Peru has very diverse geographical regions. From north to south the coastal area is desert or semi desert. Only where rivers coming down from the Andean range bring sufficient water to flow through to the sea are lands cultivated. Invariably the coastal cities grew around these rivers. To the East of this desert strip (40 kilometres wide on average) is the sierra of the Andes.
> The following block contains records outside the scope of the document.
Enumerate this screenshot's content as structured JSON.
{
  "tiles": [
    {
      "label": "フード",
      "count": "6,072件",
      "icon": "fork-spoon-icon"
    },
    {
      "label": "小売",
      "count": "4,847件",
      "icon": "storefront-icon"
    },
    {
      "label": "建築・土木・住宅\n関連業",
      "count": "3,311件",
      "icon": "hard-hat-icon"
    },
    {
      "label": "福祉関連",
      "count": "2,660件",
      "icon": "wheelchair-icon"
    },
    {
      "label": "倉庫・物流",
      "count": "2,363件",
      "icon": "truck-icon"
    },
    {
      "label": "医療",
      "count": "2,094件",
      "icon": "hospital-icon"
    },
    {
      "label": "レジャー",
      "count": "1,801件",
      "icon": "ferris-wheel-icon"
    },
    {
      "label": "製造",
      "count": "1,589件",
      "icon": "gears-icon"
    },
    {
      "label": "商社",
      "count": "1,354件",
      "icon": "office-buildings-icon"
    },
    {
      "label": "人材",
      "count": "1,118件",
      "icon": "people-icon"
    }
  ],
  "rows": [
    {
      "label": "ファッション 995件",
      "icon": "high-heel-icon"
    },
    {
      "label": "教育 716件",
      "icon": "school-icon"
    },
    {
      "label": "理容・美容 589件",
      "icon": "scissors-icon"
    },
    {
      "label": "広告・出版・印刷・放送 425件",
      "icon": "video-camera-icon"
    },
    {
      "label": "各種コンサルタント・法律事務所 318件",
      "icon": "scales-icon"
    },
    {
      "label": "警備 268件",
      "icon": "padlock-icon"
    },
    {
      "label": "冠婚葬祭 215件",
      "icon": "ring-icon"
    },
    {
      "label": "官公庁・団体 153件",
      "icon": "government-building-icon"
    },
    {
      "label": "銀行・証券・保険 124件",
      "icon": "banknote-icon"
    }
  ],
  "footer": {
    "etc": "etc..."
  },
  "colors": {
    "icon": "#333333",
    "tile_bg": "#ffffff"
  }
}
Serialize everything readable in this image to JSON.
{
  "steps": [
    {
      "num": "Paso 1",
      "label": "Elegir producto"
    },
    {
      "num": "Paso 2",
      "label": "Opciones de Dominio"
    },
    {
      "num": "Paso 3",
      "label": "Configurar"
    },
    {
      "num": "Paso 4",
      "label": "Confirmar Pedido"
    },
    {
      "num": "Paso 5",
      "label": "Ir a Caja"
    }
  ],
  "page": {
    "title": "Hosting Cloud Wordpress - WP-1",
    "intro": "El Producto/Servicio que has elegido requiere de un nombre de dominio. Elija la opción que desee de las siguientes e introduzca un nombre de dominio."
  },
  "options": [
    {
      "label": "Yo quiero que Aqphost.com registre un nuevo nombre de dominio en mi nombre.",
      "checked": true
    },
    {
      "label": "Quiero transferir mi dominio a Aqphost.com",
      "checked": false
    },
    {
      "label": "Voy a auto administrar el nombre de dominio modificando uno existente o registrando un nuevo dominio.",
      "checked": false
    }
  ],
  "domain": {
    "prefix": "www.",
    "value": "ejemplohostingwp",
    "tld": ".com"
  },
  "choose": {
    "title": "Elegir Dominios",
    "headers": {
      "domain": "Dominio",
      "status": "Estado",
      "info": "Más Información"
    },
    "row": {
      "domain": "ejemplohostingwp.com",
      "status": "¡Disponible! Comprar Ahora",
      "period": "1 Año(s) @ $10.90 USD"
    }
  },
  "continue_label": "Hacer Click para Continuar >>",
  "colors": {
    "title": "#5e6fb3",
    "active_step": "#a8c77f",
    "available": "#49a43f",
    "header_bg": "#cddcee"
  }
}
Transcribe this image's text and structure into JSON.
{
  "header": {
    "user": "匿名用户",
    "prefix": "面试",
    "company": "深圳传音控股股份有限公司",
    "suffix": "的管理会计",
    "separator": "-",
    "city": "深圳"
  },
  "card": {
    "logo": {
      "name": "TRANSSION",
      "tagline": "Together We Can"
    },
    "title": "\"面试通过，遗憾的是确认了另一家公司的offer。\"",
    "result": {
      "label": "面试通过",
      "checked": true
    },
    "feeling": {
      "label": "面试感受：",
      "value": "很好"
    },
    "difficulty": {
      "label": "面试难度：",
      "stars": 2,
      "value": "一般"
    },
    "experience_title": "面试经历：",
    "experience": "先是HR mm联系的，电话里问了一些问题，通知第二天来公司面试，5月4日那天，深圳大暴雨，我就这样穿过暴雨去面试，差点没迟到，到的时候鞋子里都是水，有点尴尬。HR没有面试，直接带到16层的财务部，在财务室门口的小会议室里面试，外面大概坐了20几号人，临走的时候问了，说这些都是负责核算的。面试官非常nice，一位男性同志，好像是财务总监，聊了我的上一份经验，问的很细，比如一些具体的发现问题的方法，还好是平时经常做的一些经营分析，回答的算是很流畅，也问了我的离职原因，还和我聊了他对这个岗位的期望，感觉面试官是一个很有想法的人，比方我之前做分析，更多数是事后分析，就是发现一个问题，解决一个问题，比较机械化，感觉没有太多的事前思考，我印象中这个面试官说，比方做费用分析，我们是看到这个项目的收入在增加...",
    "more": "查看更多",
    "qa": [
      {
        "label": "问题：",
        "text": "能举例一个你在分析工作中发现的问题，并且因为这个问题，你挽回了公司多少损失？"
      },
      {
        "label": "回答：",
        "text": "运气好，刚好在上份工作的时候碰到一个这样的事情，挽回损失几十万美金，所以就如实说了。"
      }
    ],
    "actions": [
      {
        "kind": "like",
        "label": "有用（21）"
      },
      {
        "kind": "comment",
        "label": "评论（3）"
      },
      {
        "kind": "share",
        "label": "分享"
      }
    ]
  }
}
The highest mountains are located in the department of Ancash although in the south of the country there are also many high peaks. The Cordillera Blanca of Ancash is the highest tropical mountain range in the World with 27 snow covered peaks over 6,000 metres in height. Further to the East the mountains diminish and become the area known as the Selva Alta - a lush warm area ideal for the cultivation of cocoa, coffee, and coca. Finally to the East ,and in fact half of Peru's territory, is the jungle. Only 10% of the population of Peru live in this region. Transportation here is largely by river. Air transportation also is important to this area.
Being entirely within the tropics one might suppose that Peru maintains high temperatures throughout the year, but in fact various factors contribute to give regions very different climatic conditions. The northern coastal area receives little rain and in the south virtually none. The cold Humbolt Current keeps all but the extreme north relatively cool along the coast (55-80 degrees F.) The sierra has a rainy season between October and April and the temperature is directly in relation to the altitude. A town situated at 3,000 mts above sea level would have an average temperature of around 70 F during the day, dropping to perhaps 40 F or lower at night. In the jungle area it can rain at any time and conditions are of course usually hot and humid. Peru is perhaps unusual, but not unique, in the sense that one could find a location between these climatic extremes that be ideal for any personal preference at any time of the year.
The main national highway is the `Panamericana´ which was completed in 1941. The entire route of 2,700 kilometres between Tumbes (frontier with Ecuador) and Tacna (frontier with Chile) is asphalted. Roads of the sierra however are far more difficult to maintain because of the climatic conditions and for the difficult terrain. It can be dangerous to travel on certain routes during the rainy season due to landslides and rockfalls. According to the Direcion General de Caminos the road system totals 73,766 kms of which only 12% is asphalted.
There are two official languages in Peru - Castellano (Spanish) and Quechua (the Inca language).
The latest consensus establishes that 80% of the population speak Castellano as the mother tongue, 16% Quechua, and 4% other languages such as Aymara and tribal languages of the Amazonian jungle. The country's religion is predominately Catholic.
Peru is one of the top five countries in the World for biological diversity. Within its territory exist over 40,000 species of flora, of which only 20,000 have been scientifically registered. Peru has a variety of 1,700 bird species , 362 different mammals and 296 kinds of reptile.
The Peruvian people are usually friendly and interested in other cultures . Many families have a relative or two living abroad. The main motive for this is for economical advancement although many young people are studying abroad with the intention to return on completion of their course.
For more information visit www.visitperu.com